:: EXERCISE INPUTS ::
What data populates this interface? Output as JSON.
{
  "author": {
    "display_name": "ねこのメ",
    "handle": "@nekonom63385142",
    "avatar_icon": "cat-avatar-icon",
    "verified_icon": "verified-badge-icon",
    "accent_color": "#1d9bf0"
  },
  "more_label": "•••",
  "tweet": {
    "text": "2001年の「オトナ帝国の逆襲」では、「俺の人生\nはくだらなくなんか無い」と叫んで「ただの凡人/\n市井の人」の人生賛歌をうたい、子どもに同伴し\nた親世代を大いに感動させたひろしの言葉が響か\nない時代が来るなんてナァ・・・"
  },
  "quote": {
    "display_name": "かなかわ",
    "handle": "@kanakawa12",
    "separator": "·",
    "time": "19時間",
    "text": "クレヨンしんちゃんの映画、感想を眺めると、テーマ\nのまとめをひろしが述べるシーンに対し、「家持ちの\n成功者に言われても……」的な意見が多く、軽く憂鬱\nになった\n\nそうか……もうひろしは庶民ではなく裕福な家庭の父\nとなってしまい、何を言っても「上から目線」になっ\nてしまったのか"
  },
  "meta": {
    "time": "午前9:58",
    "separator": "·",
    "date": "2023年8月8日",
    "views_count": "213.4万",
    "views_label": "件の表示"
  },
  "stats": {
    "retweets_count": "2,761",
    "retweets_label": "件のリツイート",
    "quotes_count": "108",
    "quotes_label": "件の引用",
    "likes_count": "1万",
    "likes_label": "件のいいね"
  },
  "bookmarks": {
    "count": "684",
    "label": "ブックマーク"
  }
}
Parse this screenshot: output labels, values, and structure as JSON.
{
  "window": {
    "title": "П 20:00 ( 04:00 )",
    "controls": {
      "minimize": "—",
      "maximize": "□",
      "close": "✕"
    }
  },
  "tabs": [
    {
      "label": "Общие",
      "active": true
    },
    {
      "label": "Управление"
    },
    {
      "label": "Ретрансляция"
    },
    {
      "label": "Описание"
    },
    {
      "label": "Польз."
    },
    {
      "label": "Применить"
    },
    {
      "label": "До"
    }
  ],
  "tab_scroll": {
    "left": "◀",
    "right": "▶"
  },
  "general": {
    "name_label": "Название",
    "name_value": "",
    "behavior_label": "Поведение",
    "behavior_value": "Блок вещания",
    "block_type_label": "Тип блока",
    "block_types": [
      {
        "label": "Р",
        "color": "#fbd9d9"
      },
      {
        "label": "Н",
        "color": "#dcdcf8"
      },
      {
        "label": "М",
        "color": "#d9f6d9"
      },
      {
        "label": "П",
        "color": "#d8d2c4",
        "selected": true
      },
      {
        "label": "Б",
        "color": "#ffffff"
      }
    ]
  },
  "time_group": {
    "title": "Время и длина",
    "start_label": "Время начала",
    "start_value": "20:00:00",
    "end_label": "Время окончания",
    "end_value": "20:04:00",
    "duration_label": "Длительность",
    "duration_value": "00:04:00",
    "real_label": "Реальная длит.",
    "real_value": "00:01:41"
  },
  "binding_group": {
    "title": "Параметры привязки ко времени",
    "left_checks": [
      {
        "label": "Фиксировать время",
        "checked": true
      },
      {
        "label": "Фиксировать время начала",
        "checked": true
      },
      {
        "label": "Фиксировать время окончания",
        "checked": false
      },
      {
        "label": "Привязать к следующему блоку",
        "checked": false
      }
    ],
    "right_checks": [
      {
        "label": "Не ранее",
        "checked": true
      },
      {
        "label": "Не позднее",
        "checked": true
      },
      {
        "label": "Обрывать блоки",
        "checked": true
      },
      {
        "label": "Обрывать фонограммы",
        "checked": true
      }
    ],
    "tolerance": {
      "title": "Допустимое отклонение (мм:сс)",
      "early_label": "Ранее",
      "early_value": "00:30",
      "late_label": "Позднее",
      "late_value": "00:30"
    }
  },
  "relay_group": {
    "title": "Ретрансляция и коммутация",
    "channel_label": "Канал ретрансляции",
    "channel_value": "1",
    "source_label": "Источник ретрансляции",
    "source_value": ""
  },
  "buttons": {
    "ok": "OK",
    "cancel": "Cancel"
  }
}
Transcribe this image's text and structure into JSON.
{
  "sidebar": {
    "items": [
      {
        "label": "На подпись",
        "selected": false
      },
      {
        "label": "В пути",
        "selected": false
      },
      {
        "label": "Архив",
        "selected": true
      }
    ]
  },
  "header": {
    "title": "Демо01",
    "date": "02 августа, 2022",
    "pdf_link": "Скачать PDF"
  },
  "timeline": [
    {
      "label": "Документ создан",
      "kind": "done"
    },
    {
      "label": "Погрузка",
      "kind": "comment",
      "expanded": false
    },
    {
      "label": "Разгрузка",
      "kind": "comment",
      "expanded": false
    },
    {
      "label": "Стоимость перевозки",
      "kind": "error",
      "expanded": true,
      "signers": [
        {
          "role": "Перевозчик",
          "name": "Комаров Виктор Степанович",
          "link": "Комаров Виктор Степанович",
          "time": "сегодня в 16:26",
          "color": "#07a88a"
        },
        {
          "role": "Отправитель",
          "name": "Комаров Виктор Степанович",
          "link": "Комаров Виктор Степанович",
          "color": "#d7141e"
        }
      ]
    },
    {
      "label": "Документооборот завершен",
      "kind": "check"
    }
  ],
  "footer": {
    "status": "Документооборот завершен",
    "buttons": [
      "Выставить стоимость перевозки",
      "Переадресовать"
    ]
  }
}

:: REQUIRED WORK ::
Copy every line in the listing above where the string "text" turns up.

:: EXERCISE RESPONSE ::
    "text": "2001年の「オトナ帝国の逆襲」では、「俺の人生\nはくだらなくなんか無い」と叫んで「ただの凡人/\n市井の人」の人生賛歌をうたい、子どもに同伴し\nた親世代を大いに感動させたひろしの言葉が響か\nない時代が来るなんてナァ・・・"
    "text": "クレヨンしんちゃんの映画、感想を眺めると、テーマ\nのまとめをひろしが述べるシーンに対し、「家持ちの\n成功者に言われても……」的な意見が多く、軽く憂鬱\nになった\n\nそうか……もうひろしは庶民ではなく裕福な家庭の父\nとなってしまい、何を言っても「上から目線」になっ\nてしまったのか"
Transcribe this image's text and structure into JSON.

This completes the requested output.